It’s definitely a process and a journey, one that I’m still on and probably always will be though just becoming aware of how fear feels in my body and how I behave when it’s present is a huge help to denying it its power.
Assessing Your Fears
When I look at my list of fears that I shared above, not a single fear is life-threatening. They’re all about not fitting in or getting rejected.
If I lived 100,000 years ago when I needed my tribe to survive, yes, rejection would be a life-threatening fear. As humans, we evolved with a deep desire to fit in because it impacted our survival. We needed our tribe to live. If we got booted from the tribe, we died a miserable death of starvation or being a meal for some scary predator.

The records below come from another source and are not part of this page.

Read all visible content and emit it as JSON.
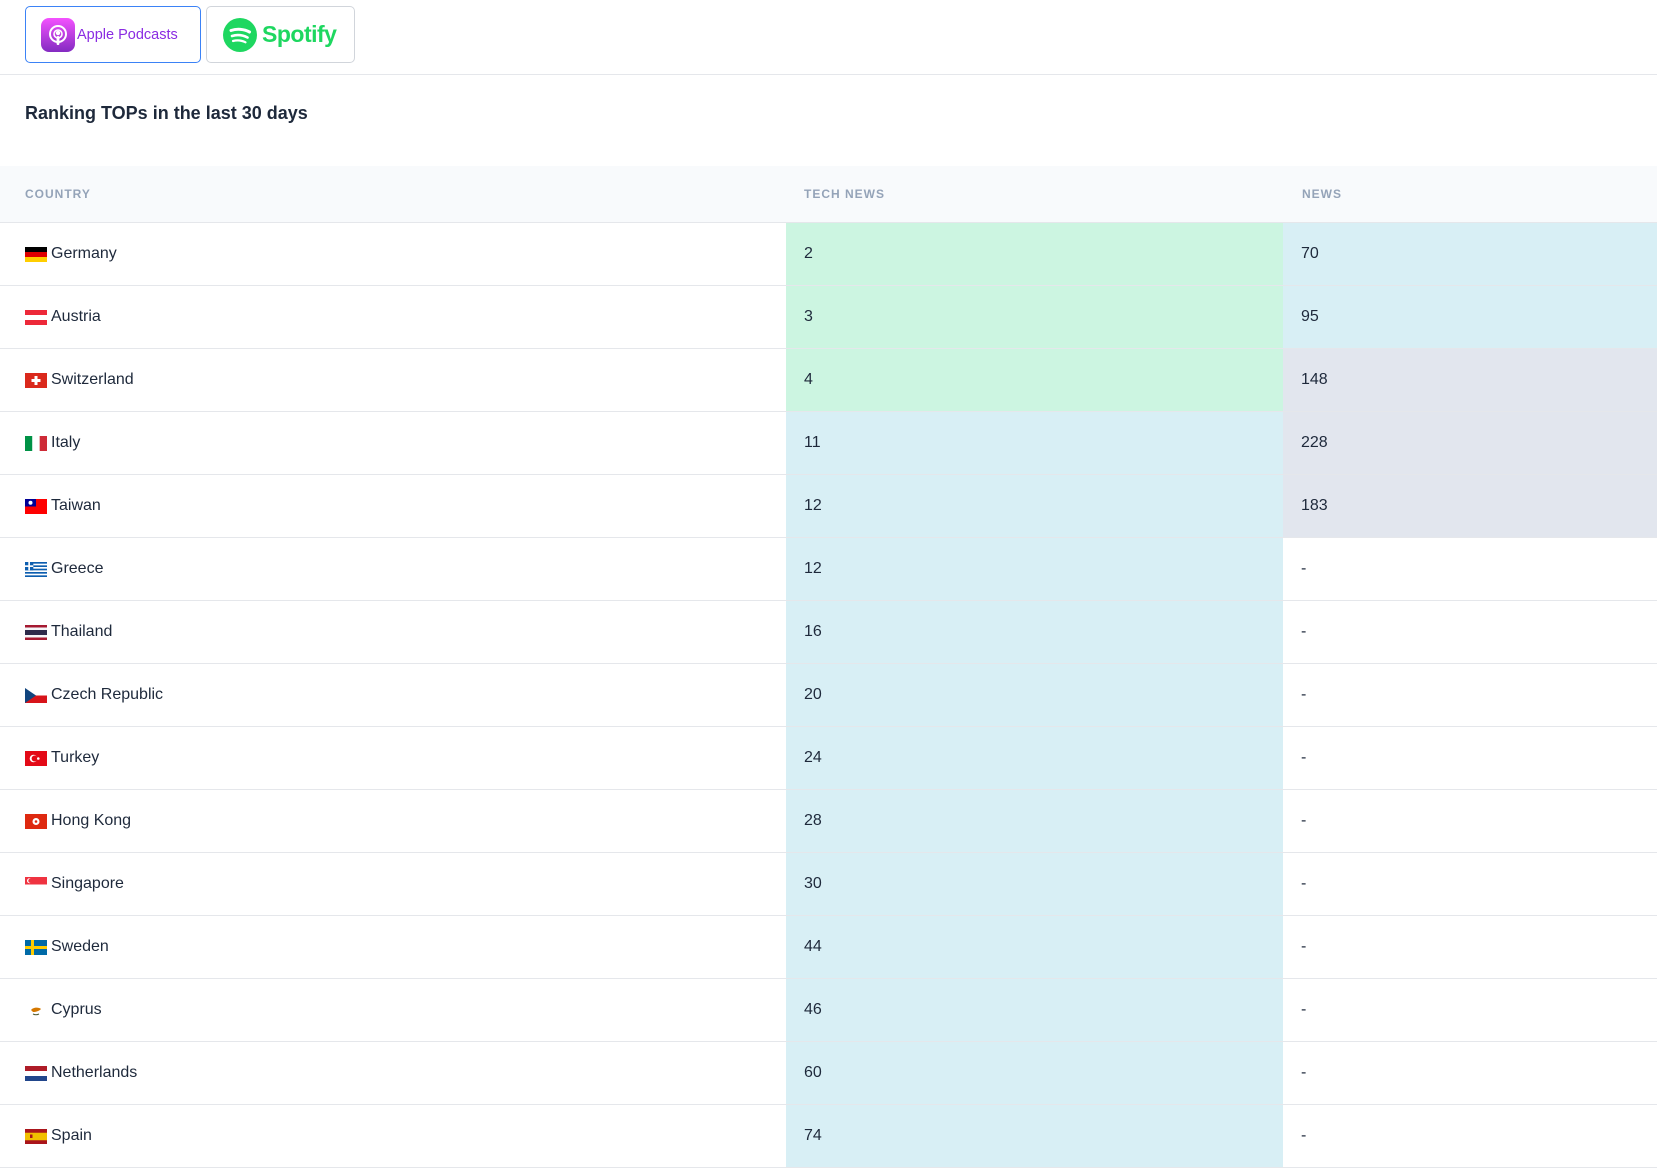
{
  "platforms": {
    "apple_label": "Apple Podcasts",
    "spotify_label": "Spotify",
    "active": "Apple Podcasts"
  },
  "title": "Ranking TOPs in the last 30 days",
  "table": {
    "headers": {
      "country": "COUNTRY",
      "tech_news": "TECH NEWS",
      "news": "NEWS"
    },
    "rows": [
      {
        "flag": "de",
        "country": "Germany",
        "tech_news": "2",
        "news": "70"
      },
      {
        "flag": "at",
        "country": "Austria",
        "tech_news": "3",
        "news": "95"
      },
      {
        "flag": "ch",
        "country": "Switzerland",
        "tech_news": "4",
        "news": "148"
      },
      {
        "flag": "it",
        "country": "Italy",
        "tech_news": "11",
        "news": "228"
      },
      {
        "flag": "tw",
        "country": "Taiwan",
        "tech_news": "12",
        "news": "183"
      },
      {
        "flag": "gr",
        "country": "Greece",
        "tech_news": "12",
        "news": "-"
      },
      {
        "flag": "th",
        "country": "Thailand",
        "tech_news": "16",
        "news": "-"
      },
      {
        "flag": "cz",
        "country": "Czech Republic",
        "tech_news": "20",
        "news": "-"
      },
      {
        "flag": "tr",
        "country": "Turkey",
        "tech_news": "24",
        "news": "-"
      },
      {
        "flag": "hk",
        "country": "Hong Kong",
        "tech_news": "28",
        "news": "-"
      },
      {
        "flag": "sg",
        "country": "Singapore",
        "tech_news": "30",
        "news": "-"
      },
      {
        "flag": "se",
        "country": "Sweden",
        "tech_news": "44",
        "news": "-"
      },
      {
        "flag": "cy",
        "country": "Cyprus",
        "tech_news": "46",
        "news": "-"
      },
      {
        "flag": "nl",
        "country": "Netherlands",
        "tech_news": "60",
        "news": "-"
      },
      {
        "flag": "es",
        "country": "Spain",
        "tech_news": "74",
        "news": "-"
      }
    ]
  },
  "colors": {
    "rank_top": "#ccf5e1",
    "rank_mid": "#d8eff5",
    "rank_low": "#e2e6ee"
  }
}
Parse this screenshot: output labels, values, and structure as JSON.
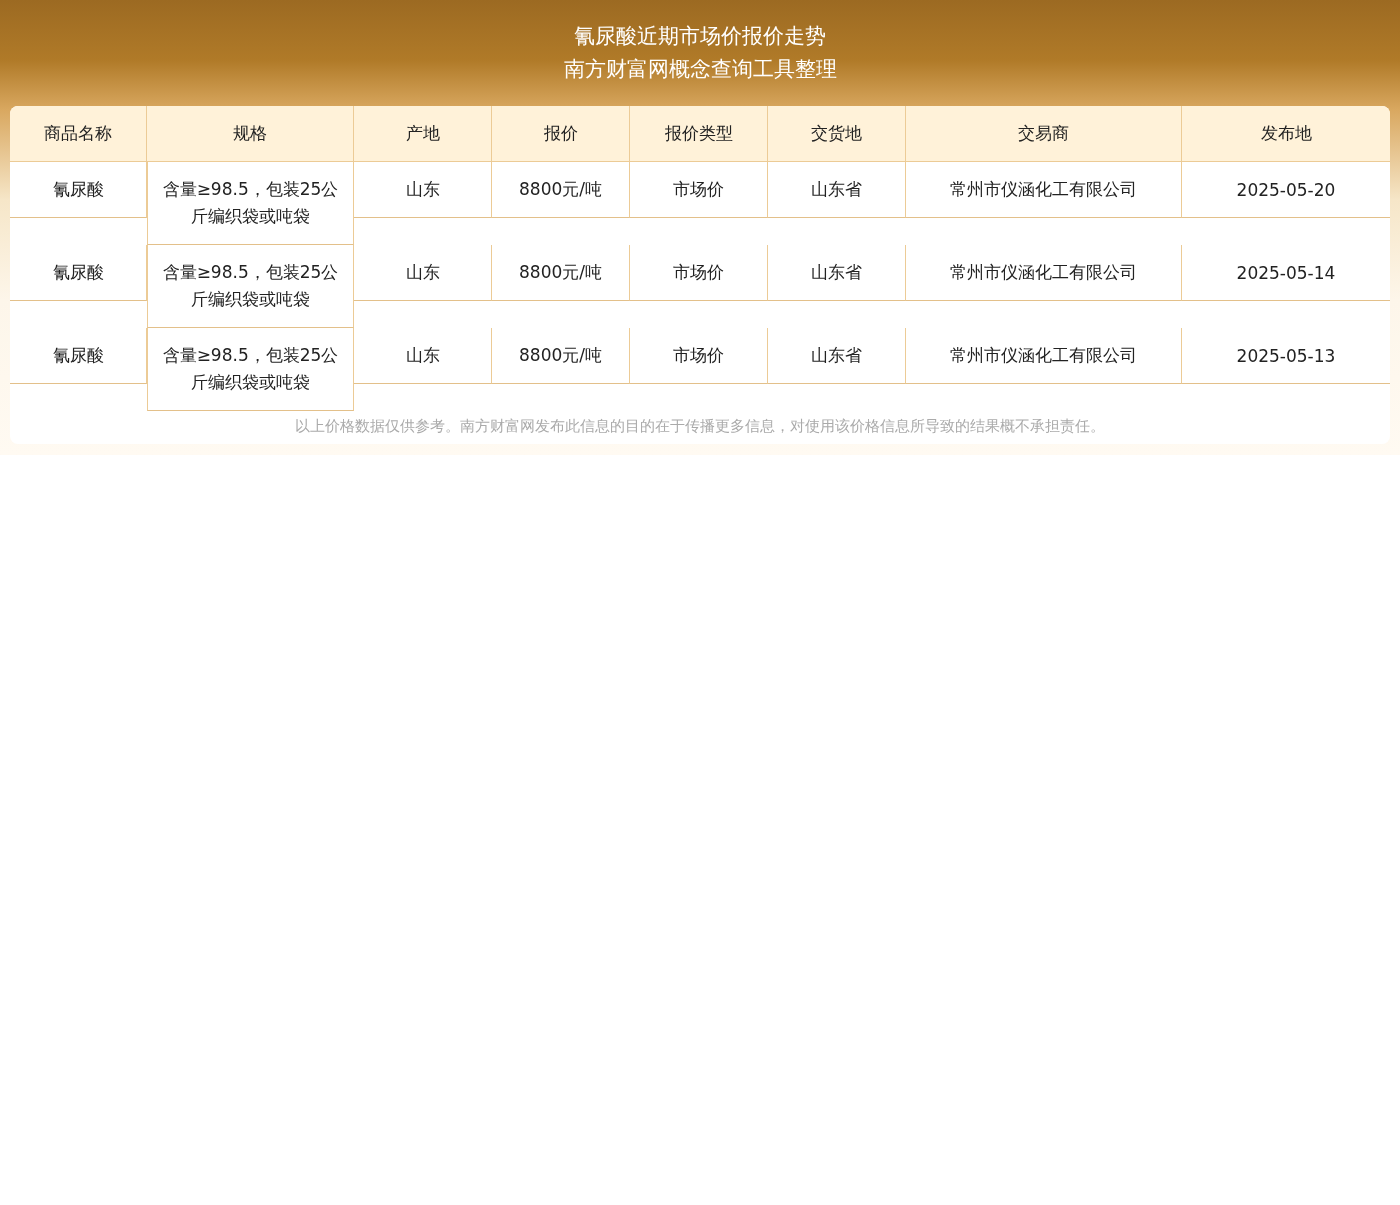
{
  "header": {
    "title": "氰尿酸近期市场价报价走势",
    "subtitle": "南方财富网概念查询工具整理"
  },
  "table": {
    "columns": [
      "商品名称",
      "规格",
      "产地",
      "报价",
      "报价类型",
      "交货地",
      "交易商",
      "发布地"
    ],
    "rows": [
      {
        "cells": [
          "氰尿酸",
          "含量≥98.5，包装25公斤编织袋或吨袋",
          "山东",
          "8800元/吨",
          "市场价",
          "山东省",
          "常州市仪涵化工有限公司",
          "2025-05-20"
        ]
      },
      {
        "cells": [
          "氰尿酸",
          "含量≥98.5，包装25公斤编织袋或吨袋",
          "山东",
          "8800元/吨",
          "市场价",
          "山东省",
          "常州市仪涵化工有限公司",
          "2025-05-14"
        ]
      },
      {
        "cells": [
          "氰尿酸",
          "含量≥98.5，包装25公斤编织袋或吨袋",
          "山东",
          "8800元/吨",
          "市场价",
          "山东省",
          "常州市仪涵化工有限公司",
          "2025-05-13"
        ]
      }
    ]
  },
  "footnote": "以上价格数据仅供参考。南方财富网发布此信息的目的在于传播更多信息，对使用该价格信息所导致的结果概不承担责任。"
}
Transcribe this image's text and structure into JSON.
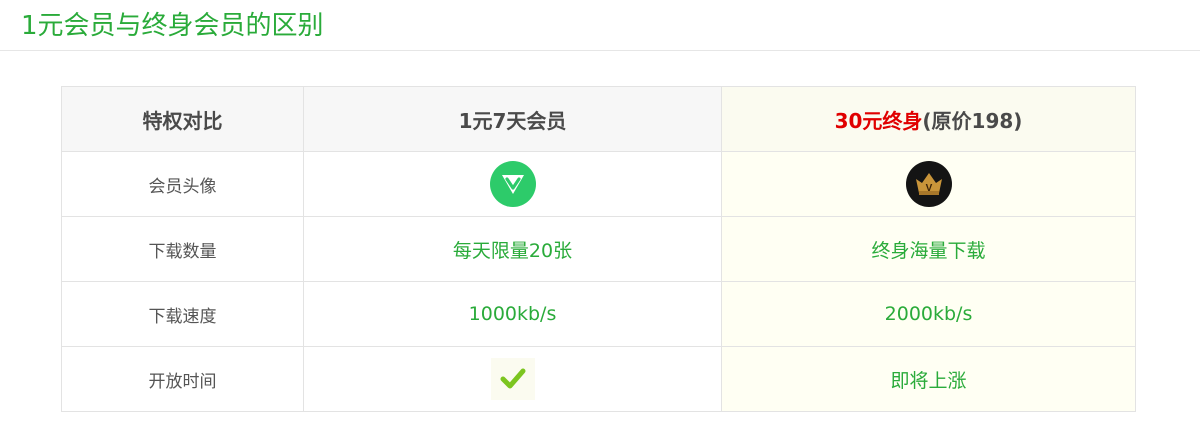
{
  "page": {
    "title": "1元会员与终身会员的区别"
  },
  "table": {
    "header": {
      "col0": "特权对比",
      "col1": "1元7天会员",
      "col2_price": "30元终身",
      "col2_orig": "(原价198)"
    },
    "rows": [
      {
        "label": "会员头像",
        "basic": "",
        "lifetime": ""
      },
      {
        "label": "下载数量",
        "basic": "每天限量20张",
        "lifetime": "终身海量下载"
      },
      {
        "label": "下载速度",
        "basic": "1000kb/s",
        "lifetime": "2000kb/s"
      },
      {
        "label": "开放时间",
        "basic": "",
        "lifetime": "即将上涨"
      }
    ],
    "icons": {
      "basic_avatar": "vip-badge-icon",
      "lifetime_avatar": "crown-badge-icon",
      "open_time_basic": "checkmark-icon"
    }
  },
  "colors": {
    "accent_green": "#2aab3a",
    "price_red": "#e00000",
    "lifetime_bg": "#fffff3"
  }
}
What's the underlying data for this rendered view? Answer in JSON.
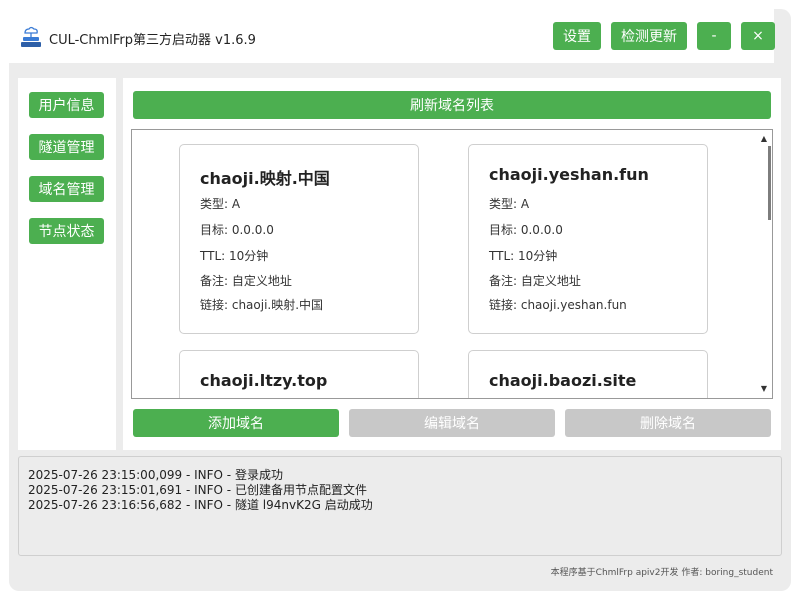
{
  "app": {
    "title": "CUL-ChmlFrp第三方启动器 v1.6.9",
    "icon": "cloud-server-icon"
  },
  "header": {
    "settings_label": "设置",
    "update_label": "检测更新",
    "minimize_label": "-",
    "close_label": "×"
  },
  "sidebar": {
    "items": [
      {
        "label": "用户信息"
      },
      {
        "label": "隧道管理"
      },
      {
        "label": "域名管理"
      },
      {
        "label": "节点状态"
      }
    ]
  },
  "main": {
    "refresh_label": "刷新域名列表",
    "domains": [
      {
        "name": "chaoji.映射.中国",
        "type": "类型: A",
        "target": "目标: 0.0.0.0",
        "ttl": "TTL: 10分钟",
        "remark": "备注: 自定义地址",
        "link": "链接: chaoji.映射.中国"
      },
      {
        "name": "chaoji.yeshan.fun",
        "type": "类型: A",
        "target": "目标: 0.0.0.0",
        "ttl": "TTL: 10分钟",
        "remark": "备注: 自定义地址",
        "link": "链接: chaoji.yeshan.fun"
      },
      {
        "name": "chaoji.ltzy.top"
      },
      {
        "name": "chaoji.baozi.site"
      }
    ],
    "add_label": "添加域名",
    "edit_label": "编辑域名",
    "delete_label": "删除域名"
  },
  "log": {
    "lines": [
      "2025-07-26 23:15:00,099 - INFO - 登录成功",
      "2025-07-26 23:15:01,691 - INFO - 已创建备用节点配置文件",
      "2025-07-26 23:16:56,682 - INFO - 隧道 l94nvK2G 启动成功"
    ]
  },
  "footer": {
    "text": "本程序基于ChmlFrp apiv2开发 作者: boring_student"
  },
  "colors": {
    "accent": "#4caf50",
    "disabled": "#c8c8c8",
    "panel": "#ececec"
  }
}
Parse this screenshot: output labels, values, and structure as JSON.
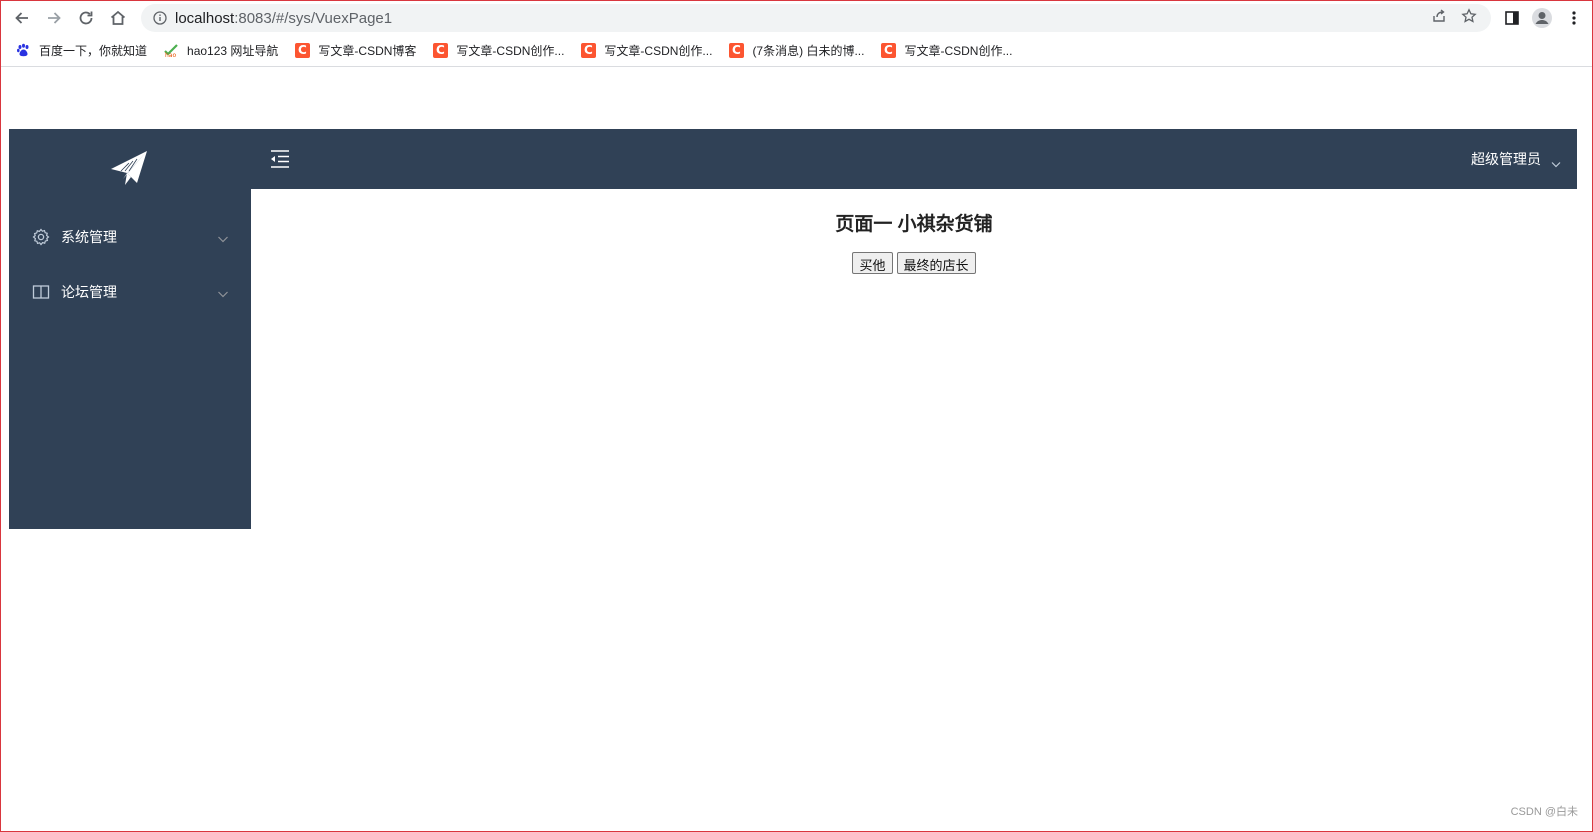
{
  "browser": {
    "url_host": "localhost",
    "url_path": ":8083/#/sys/VuexPage1"
  },
  "bookmarks": [
    {
      "label": "百度一下，你就知道",
      "icon": "baidu-paw-icon"
    },
    {
      "label": "hao123 网址导航",
      "icon": "hao123-icon"
    },
    {
      "label": "写文章-CSDN博客",
      "icon": "csdn-icon"
    },
    {
      "label": "写文章-CSDN创作...",
      "icon": "csdn-icon"
    },
    {
      "label": "写文章-CSDN创作...",
      "icon": "csdn-icon"
    },
    {
      "label": "(7条消息) 白未的博...",
      "icon": "csdn-icon"
    },
    {
      "label": "写文章-CSDN创作...",
      "icon": "csdn-icon"
    }
  ],
  "csdn_icon_letter": "C",
  "sidebar": {
    "logo_icon": "paper-plane-icon",
    "items": [
      {
        "label": "系统管理",
        "icon": "gear-icon"
      },
      {
        "label": "论坛管理",
        "icon": "book-icon"
      }
    ]
  },
  "header": {
    "user_name": "超级管理员"
  },
  "main": {
    "title": "页面一 小祺杂货铺",
    "buttons": [
      "买他",
      "最终的店长"
    ]
  },
  "watermark": "CSDN @白未",
  "colors": {
    "sidebar_bg": "#304156",
    "csdn_red": "#fc5531"
  }
}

Even though we will no longer get eaten if we get rejected by a colleague, that fear runs deep in our human psyche.
Now, the key is to recognize that when I feel fear in my body, I need to assess whether or not it’s life-threatening (it never is) and move through it in a way that’s in alignment with my highest good and that’s in integrity with my values.
How do you move through it?
- Breathe deeply and oxygenate your system. There’s a whole bunch of neurological and physical stuff that happens when we breathe deeply, and suffice it to say, it totally works to physically and emotionally calm your entire system. In a nutshell, it feels good!
- Apply Byron Katie’s work and ask, “Is this true?” 99.99% of the time, it’s totally not true.
- Face your fear and do whatever it is that you’re afraid of (because your fear probably isn’t true anyway).
- Talk yourself through it, like you would talk to a little child with kind, gentle words.
- Refuse to let fear drive. It can be a passenger and stay with you, but it can’t be in charge. Elizabeth Gilbert explores this in her amazing book Big Magic.
- Smile – seriously, it helps, and it’s super easy. Just move your face.
- Discover your own fear busters – they’re there because I guarantee you’ve faced, approached, and gone through fears before. Think on how you did that. What worked for you?
If you can identify your fears and how they feel in your body (which is like a red flag that you’re facing a fear), you can take some concrete steps to walk through them and find your joy.
I’d love to hear how it goes in the comments.